Please output only the lines running from the one that contains "Give me the" through the last line of the data below, exactly as they stand, with no pictures.

Website and app data records

◆ ◆ ◆ ◆

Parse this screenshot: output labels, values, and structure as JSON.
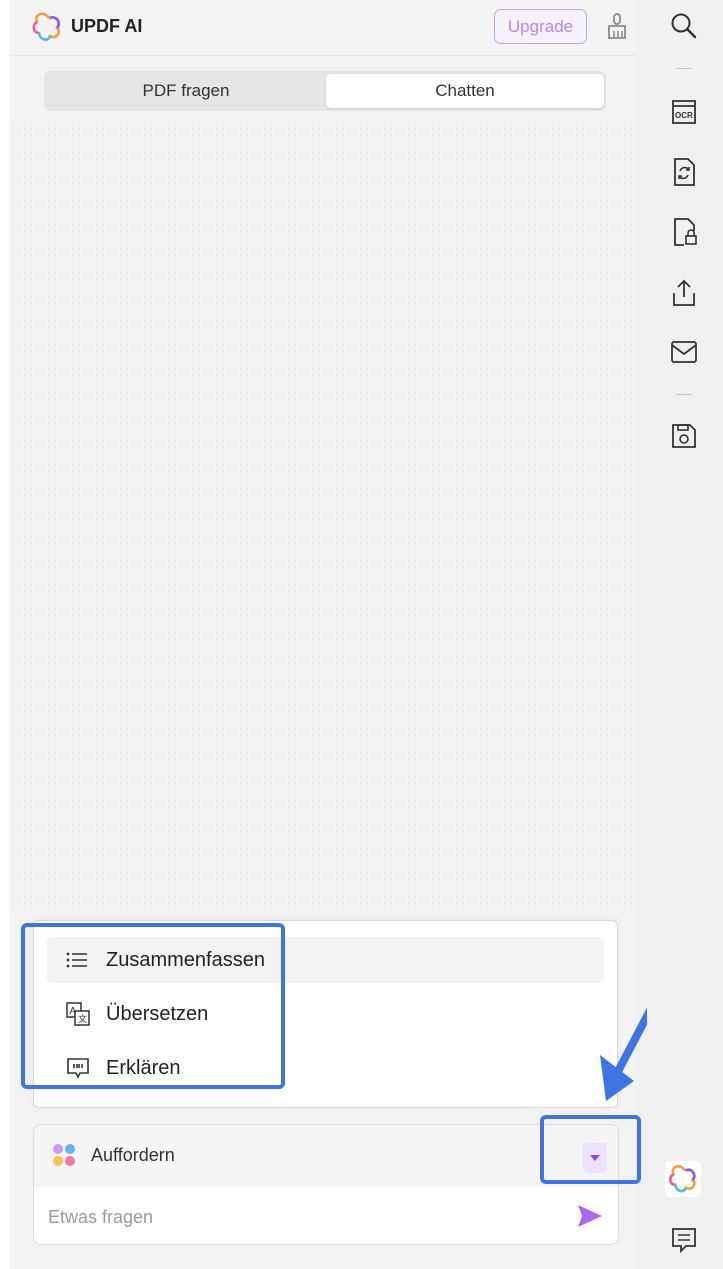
{
  "header": {
    "app_title": "UPDF AI",
    "upgrade_label": "Upgrade"
  },
  "tabs": [
    {
      "label": "PDF fragen",
      "active": false
    },
    {
      "label": "Chatten",
      "active": true
    }
  ],
  "prompt_menu": {
    "items": [
      {
        "label": "Zusammenfassen",
        "icon": "list-icon",
        "hovered": true
      },
      {
        "label": "Übersetzen",
        "icon": "translate-icon",
        "hovered": false
      },
      {
        "label": "Erklären",
        "icon": "explain-icon",
        "hovered": false
      }
    ]
  },
  "input": {
    "prompt_label": "Auffordern",
    "placeholder": "Etwas fragen"
  },
  "rail": {
    "icons": [
      "search-icon",
      "ocr-icon",
      "convert-icon",
      "protect-icon",
      "share-icon",
      "mail-icon",
      "save-icon",
      "updf-ai-icon",
      "comment-icon"
    ]
  },
  "colors": {
    "accent": "#a36cf0",
    "highlight": "#3f74e3"
  }
}
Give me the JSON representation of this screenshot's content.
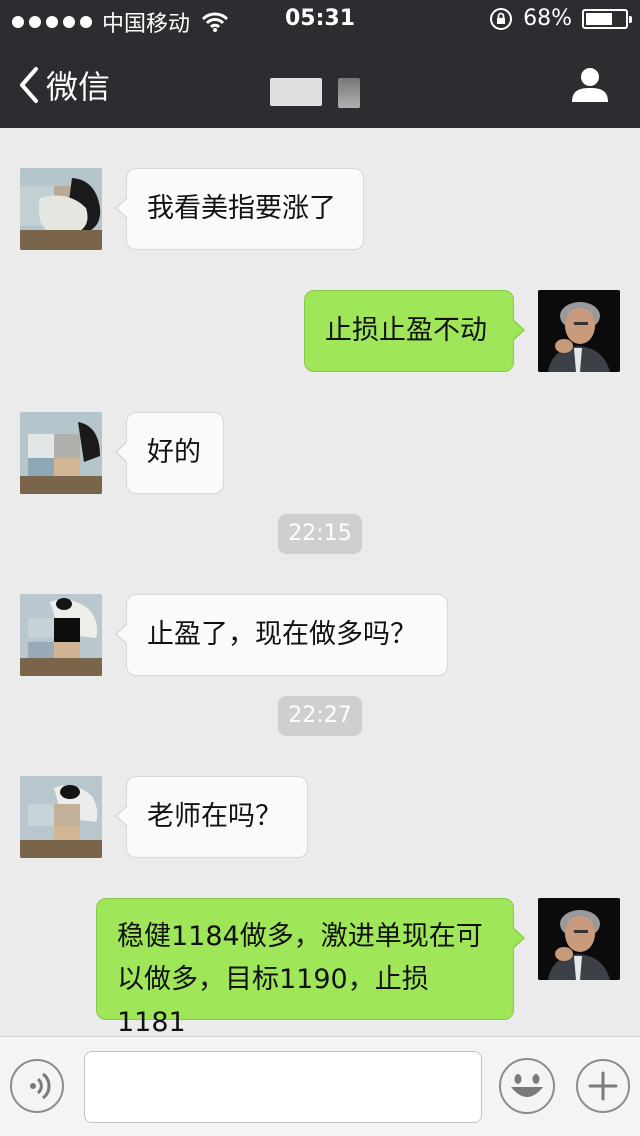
{
  "status_bar": {
    "carrier": "中国移动",
    "time": "05:31",
    "battery_percent": "68%",
    "battery_level": 0.68
  },
  "nav": {
    "back_label": "微信"
  },
  "messages": [
    {
      "side": "in",
      "text": "我看美指要涨了"
    },
    {
      "side": "out",
      "text": "止损止盈不动"
    },
    {
      "side": "in",
      "text": "好的"
    },
    {
      "side": "in",
      "text": "止盈了，现在做多吗？"
    },
    {
      "side": "in",
      "text": "老师在吗？"
    },
    {
      "side": "out",
      "text_line1": "稳健1184做多，激进单现在可",
      "text_line2": "以做多，目标1190，止损1181"
    }
  ],
  "timestamps": [
    "22:15",
    "22:27"
  ],
  "colors": {
    "bar": "#2d2d31",
    "chat_bg": "#ebebeb",
    "incoming_bubble": "#fafafa",
    "outgoing_bubble": "#9fe658"
  },
  "icons": {
    "back": "chevron-left-icon",
    "profile": "user-icon",
    "voice": "voice-icon",
    "emoji": "smiley-icon",
    "more": "plus-icon",
    "wifi": "wifi-icon",
    "lock": "rotation-lock-icon",
    "battery": "battery-icon"
  }
}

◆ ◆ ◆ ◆

Solution for this task »
Give me the JSON representation of this screenshot's content.
{
  "status_bar": {
    "carrier": "中国移动",
    "time": "05:31",
    "battery_percent": "68%",
    "battery_level": 0.68
  },
  "nav": {
    "back_label": "微信"
  },
  "messages": [
    {
      "side": "in",
      "text": "我看美指要涨了"
    },
    {
      "side": "out",
      "text": "止损止盈不动"
    },
    {
      "side": "in",
      "text": "好的"
    },
    {
      "side": "in",
      "text": "止盈了，现在做多吗？"
    },
    {
      "side": "in",
      "text": "老师在吗？"
    },
    {
      "side": "out",
      "text_line1": "稳健1184做多，激进单现在可",
      "text_line2": "以做多，目标1190，止损1181"
    }
  ],
  "timestamps": [
    "22:15",
    "22:27"
  ],
  "colors": {
    "bar": "#2d2d31",
    "chat_bg": "#ebebeb",
    "incoming_bubble": "#fafafa",
    "outgoing_bubble": "#9fe658"
  },
  "icons": {
    "back": "chevron-left-icon",
    "profile": "user-icon",
    "voice": "voice-icon",
    "emoji": "smiley-icon",
    "more": "plus-icon",
    "wifi": "wifi-icon",
    "lock": "rotation-lock-icon",
    "battery": "battery-icon"
  }
}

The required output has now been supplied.